Though the performance has dipped slightly over the 2big Dock (which you can see in our review here), the highest-end speed setting of RAID 0 through USB-C on the 2big RAID comes very close to the same settings through Thunderbolt 3 on the 2big Dock.
Since this drive is built of two typical spinning disk HDDs, seeing the kind of performance we see here is about as good as you can expect. HDDs are far slower than SSDs, and even working in tandem in RAID 0, you can only expect so much. So while they're not the best numbers we've seen out of a setup like this, they are very close.
The 2big RAID is available this month with MSRPs of $419 (4TB), $529 (8TB), and $739 (16TB), which becomes more of a good deal when compared to the 2big Dock the higher the capacity you choose to pick up. At any capacity, however, it is a better deal than the 2big Dock if you don't need the front-facing USB, SD and CF ports or the Thunderbolt 3 connectivity.
I will say that the price seems a bit high, given that RAID 0 is less of an emphasis on this device than on the 2big Dock, and as a Raid 1 your usable storage capacity is half what you see on the side of the box.
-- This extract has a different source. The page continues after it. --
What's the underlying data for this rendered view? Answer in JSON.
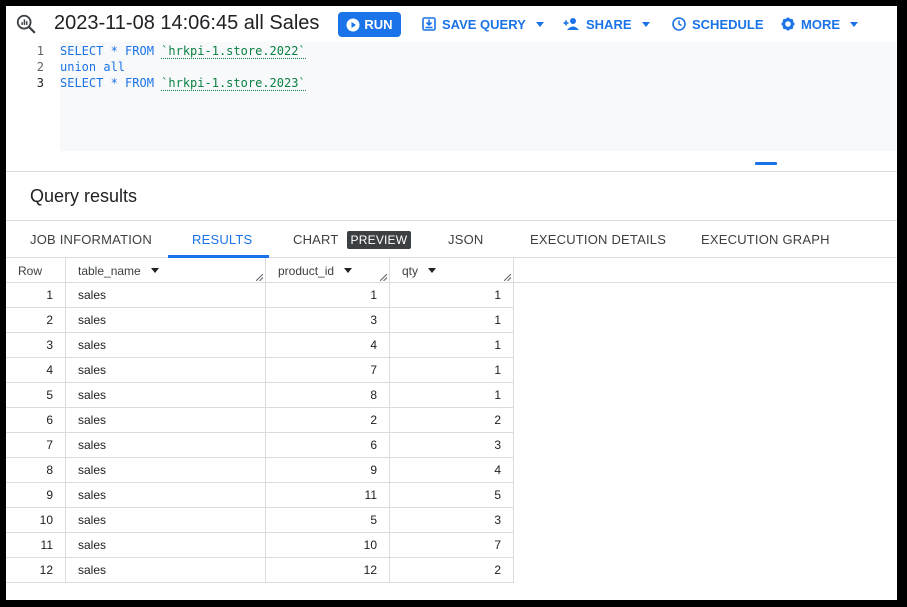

With 8 TB Seagate drives typically under $200, the price point here feels like it is heavily influenced by the look and design of the drive. This is fine, but $419 for 2 TB of usable RAID space seems like a bit much.
What I liked:
- The space gray aluminum is sexy, especially when up against my Apple ecosystem of the same color
- Very easy to setup the first time, with an excellent software tool provided by LaCie
- Pretty fast in both RAID 0 and RAID 1, and only marginally slower than a Thunderbolt device with the same disk setup
- Comes with a 5-year warranty and a month of Adobe Creative Cloud All Apps
What could use improvement:
- Price is a bit high, especially since the usable capacity is cut in half once you use the much more secure RAID 1
I appreciate what LaCie is going for on this drive, and especially enjoy the look and design of the 2big RAID. It's also great that it is a slimmed down, more affordable solution than the 2big Dock without losing much speed and performance. I only wish the price cut was a bit more noticeable, since though you are saving $90 on the 16TB iteration, it's only $70 cheaper in the 8 TB iteration, and the 2big Dock doesn't come any smaller than that. So while it is a savings, it doesn't feel significant enough of a break for those who don't need Thunderbolt 3 or the dock functionality. It's a very well-designed device that will fit the bill of needs for many of you, but the price point may just high enough to be prohibitive.